    The shrinking lifespan and growing price of core systems was another area of concern. Everyone agreed that that new core systems are increasingly costly to implement, and that they must be replaced more frequently than older legacy systems. Gone are the days that a core system lasted for 40 years. Some participants also noted that many strategic business initiatives—like new product deployment—must be put on hold during a multi-year implementation project, increasing the indirect costs of the implementation.

    As an antidote to this gloom and doom, the CIOs in attendance were confident in their strategy to overcome these obstacles. Core systems today are much more flexible than legacy systems, relying on componentized architectures and configurable logic, meaning that the next round of replacements (and possibly even conversions) should be easier. More importantly, past lessons have been learned, and both insurers and vendors know how important it is to avoid custom coding and to stick with a vendor’s upgrade path. If those rules are followed, ten or fifteen years down the road the insurer’s system will be “new” even if they’ve stayed with the same vendor and system all along! It’s critical to choose a vendor who acts as a long-term partner and not just a one-time purveyor of a technology.

    Of all the strategic considerations discussed, one of the most important was a concrete plan for data conversion and sun-setting old systems. One participant shared that if he could go back in time, he’d focus much more on a transition plan, so as not to lose the project’s momentum after go-live. Other attendees described the challenges of data conversion and new data warehouses, and the legal and data integrity-related risks of fully sun-setting old components.

    Attracting and retaining good talent was another concern for many of the attendees. One insurer reported being well ahead of their Guidewire implementation schedule, due to a concerted effort to focus talented IT and other business unit resources on the project. Several attendees noted that the structure of their projects—agile, waterfall, or a combination of the two—was much less important than the staffing and communication strategies of those projects. When agile first started becoming prevalent in the insurance industry, carriers all over the country were told it might be the answer to all their project/logistical problems. But that’s not how software works.

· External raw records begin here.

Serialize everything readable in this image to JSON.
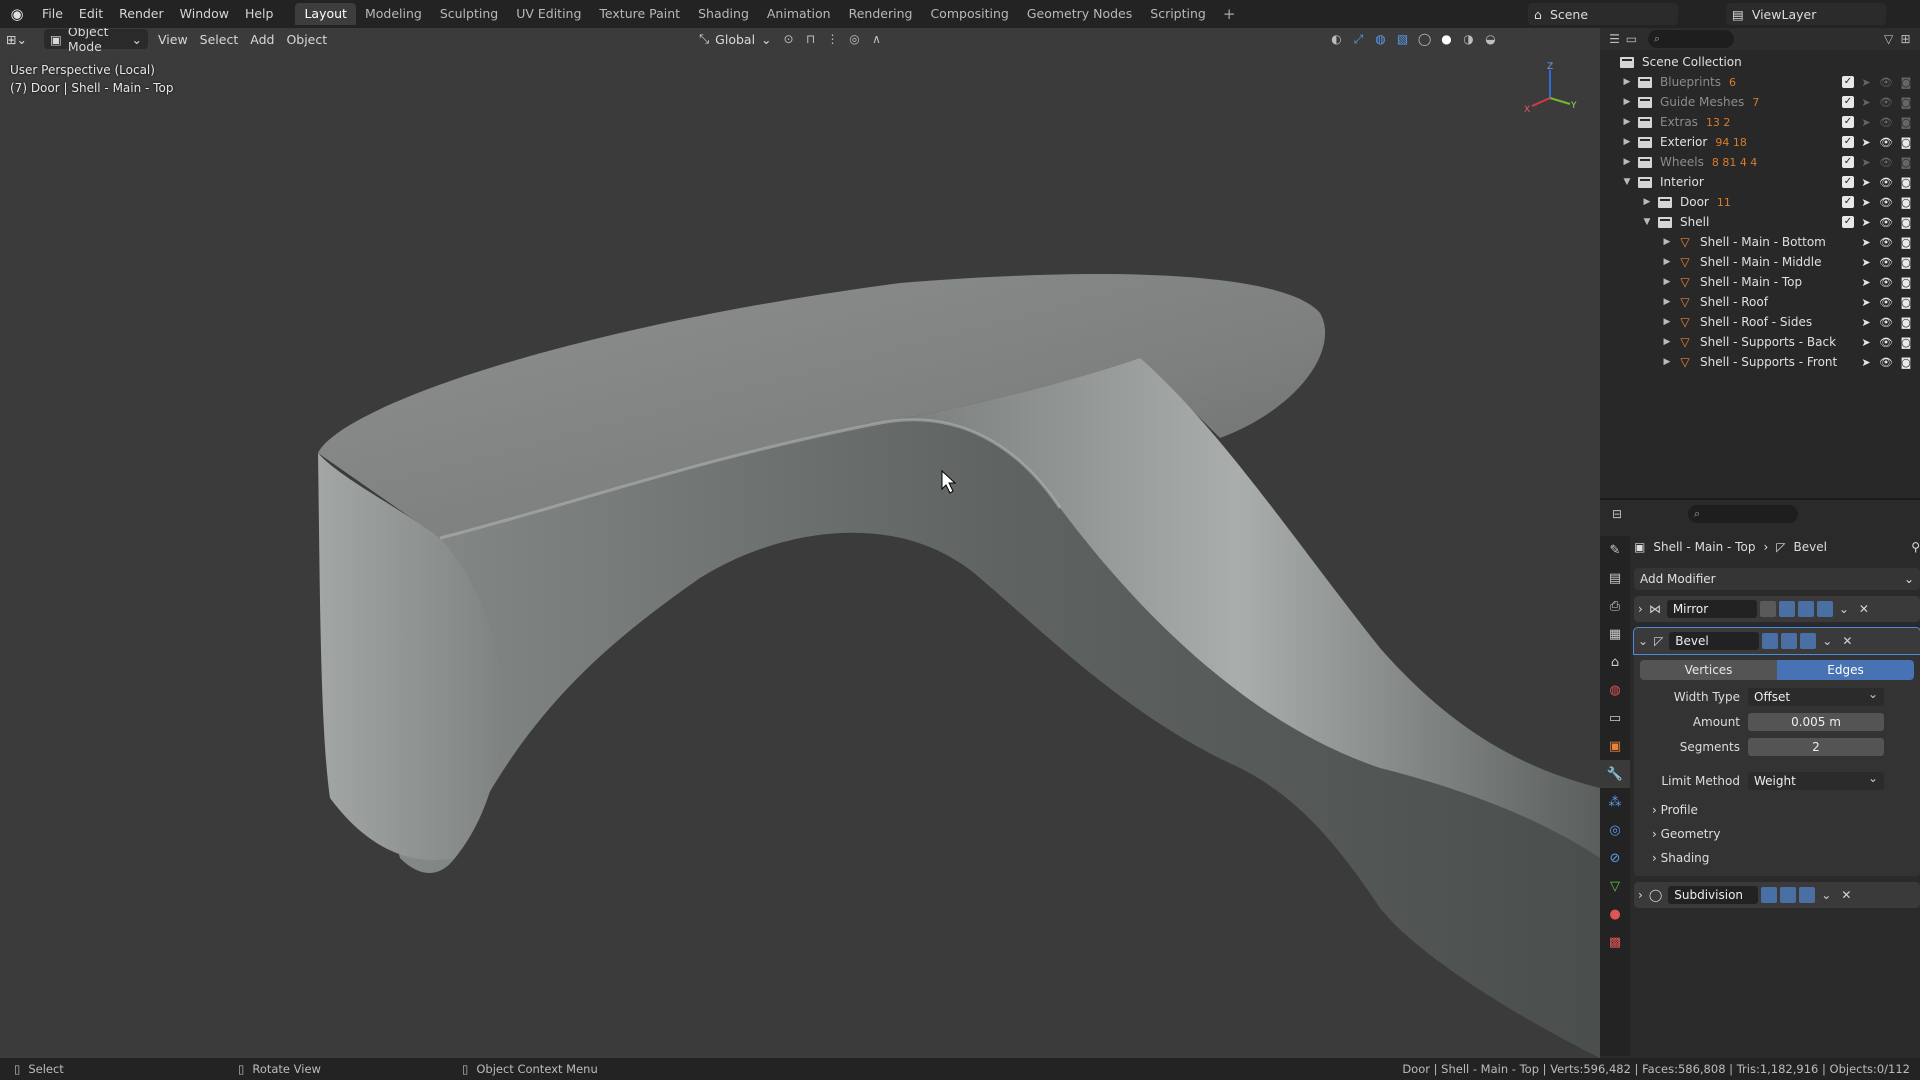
{
  "menubar": {
    "items": [
      "File",
      "Edit",
      "Render",
      "Window",
      "Help"
    ],
    "workspaces": [
      "Layout",
      "Modeling",
      "Sculpting",
      "UV Editing",
      "Texture Paint",
      "Shading",
      "Animation",
      "Rendering",
      "Compositing",
      "Geometry Nodes",
      "Scripting"
    ],
    "active_workspace": "Layout",
    "scene": "Scene",
    "view_layer": "ViewLayer"
  },
  "viewport": {
    "mode": "Object Mode",
    "menus": [
      "View",
      "Select",
      "Add",
      "Object"
    ],
    "orientation": "Global",
    "info_line1": "User Perspective (Local)",
    "info_line2": "(7) Door | Shell - Main - Top",
    "gizmo_axes": [
      "Z",
      "Y",
      "X"
    ]
  },
  "outliner": {
    "root": "Scene Collection",
    "rows": [
      {
        "label": "Blueprints",
        "type": "collection",
        "dim": true,
        "badge": "6"
      },
      {
        "label": "Guide Meshes",
        "type": "collection",
        "dim": true,
        "badge": "7"
      },
      {
        "label": "Extras",
        "type": "collection",
        "dim": true,
        "badge": "13 2"
      },
      {
        "label": "Exterior",
        "type": "collection",
        "dim": false,
        "badge": "94 18"
      },
      {
        "label": "Wheels",
        "type": "collection",
        "dim": true,
        "badge": "8 81 4 4"
      },
      {
        "label": "Interior",
        "type": "collection",
        "dim": false,
        "badge": ""
      },
      {
        "label": "Door",
        "type": "collection",
        "dim": false,
        "badge": "11"
      },
      {
        "label": "Shell",
        "type": "collection",
        "dim": false,
        "badge": ""
      },
      {
        "label": "Shell - Main - Bottom",
        "type": "mesh",
        "dim": false,
        "badge": ""
      },
      {
        "label": "Shell - Main - Middle",
        "type": "mesh",
        "dim": false,
        "badge": ""
      },
      {
        "label": "Shell - Main - Top",
        "type": "mesh",
        "dim": false,
        "badge": ""
      },
      {
        "label": "Shell - Roof",
        "type": "mesh",
        "dim": false,
        "badge": ""
      },
      {
        "label": "Shell - Roof - Sides",
        "type": "mesh",
        "dim": false,
        "badge": ""
      },
      {
        "label": "Shell - Supports - Back",
        "type": "mesh",
        "dim": false,
        "badge": ""
      },
      {
        "label": "Shell - Supports - Front",
        "type": "mesh",
        "dim": false,
        "badge": ""
      }
    ]
  },
  "properties": {
    "object": "Shell - Main - Top",
    "modifier": "Bevel",
    "add_modifier": "Add Modifier",
    "modifiers": [
      "Mirror",
      "Bevel",
      "Subdivision"
    ],
    "bevel": {
      "affect_options": [
        "Vertices",
        "Edges"
      ],
      "affect_selected": "Edges",
      "width_type_label": "Width Type",
      "width_type": "Offset",
      "amount_label": "Amount",
      "amount": "0.005 m",
      "segments_label": "Segments",
      "segments": "2",
      "limit_method_label": "Limit Method",
      "limit_method": "Weight",
      "subpanels": [
        "Profile",
        "Geometry",
        "Shading"
      ]
    }
  },
  "statusbar": {
    "select": "Select",
    "rotate": "Rotate View",
    "context": "Object Context Menu",
    "stats": "Door | Shell - Main - Top | Verts:596,482 | Faces:586,808 | Tris:1,182,916 | Objects:0/112"
  },
  "colors": {
    "accent": "#4772b3",
    "mesh_icon": "#e8843a",
    "viewport_bg": "#3b3b3b"
  }
}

Everyone in attendance was reminded that there are rarely, if ever, silver bullets for these huge problems.

    Related Research:
    Business and Technology Trends in Workers Compensation